When Should I Replace My Guitar Case?
You should replace your guitar case when it no longer provides reliable protection for your guitar or when the cost of repairing it is close to or exceeds the cost of a new one.
If the case has significant structural damage, like a broken shell or a compromised locking mechanism, it may no longer provide adequate protection for your guitar, and if it doesn’t do its job, a replacement is necessary.
Also, ongoing problems, such as persistent odors, mold, or excessive wear, such as torn fabric or heavily scuffed corners, might affect the case’s functionality and appearance and you could opt for a replacement.
And at last if the cost of repair approaches or exceeds the cost of a new case, replacement is the more sensible option.
What Is the Cost of a Replacement Guitar Case?
Like many things in the music world there is a broad variety of guitar cases, varying significantly in price. You can get hardshell cases as cheap as $50 (gig bags start even lower), suitable for casual use or entry level instruments. If you want a professional, high end case for increased protection they can be easily 10 – 20 times as much ($500-$1000) or more.
But you don’t have to go all out to protect your guitar, there are plenty good options mid-range. And to be more cost effective, you can also look at second-hand options. The value of your guitar should give you a clue for what to spend at most, in my opinion it’s not worthwhile to spend $500 on a case for a $200 guitar.
In summary, the key to extending the life of your guitar case, whether it’s a hardshell or a gig bag, lies in regular maintenance and proper cleaning. So maybe just look it over whenever you’re taking care of your guitar.
Regular dusting, spot cleaning with appropriate materials, and addressing any repairs promptly can significantly prolong the life of your case.
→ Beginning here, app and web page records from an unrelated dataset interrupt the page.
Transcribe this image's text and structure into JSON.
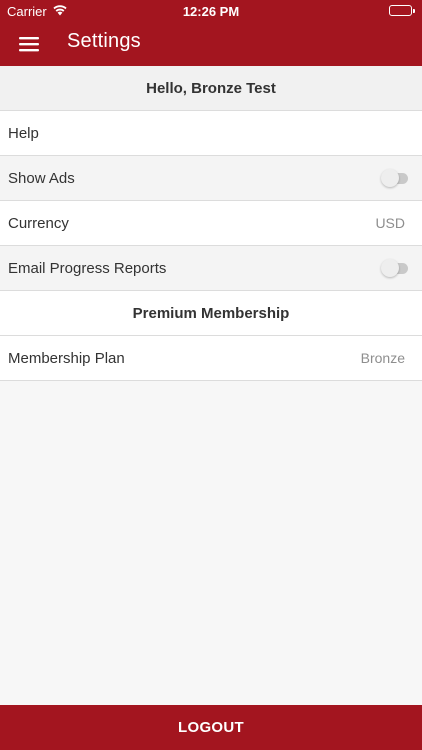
{
  "status_bar": {
    "carrier": "Carrier",
    "time": "12:26 PM",
    "battery_level": 1.0
  },
  "nav": {
    "title": "Settings",
    "menu_icon": "hamburger-menu-icon"
  },
  "settings": {
    "greeting": "Hello, Bronze Test",
    "help_label": "Help",
    "show_ads_label": "Show Ads",
    "show_ads_on": false,
    "currency_label": "Currency",
    "currency_value": "USD",
    "email_reports_label": "Email Progress Reports",
    "email_reports_on": false,
    "premium_header": "Premium Membership",
    "plan_label": "Membership Plan",
    "plan_value": "Bronze"
  },
  "footer": {
    "logout_label": "LOGOUT"
  },
  "colors": {
    "brand": "#a3151f",
    "background": "#f7f7f7",
    "divider": "#dcdcdc"
  }
}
By incorporating these simple yet effective practices, you ensure that your guitar remains protected and your case stays in good condition for years to come. The care you give to your guitar case ensures the safety of your guitar.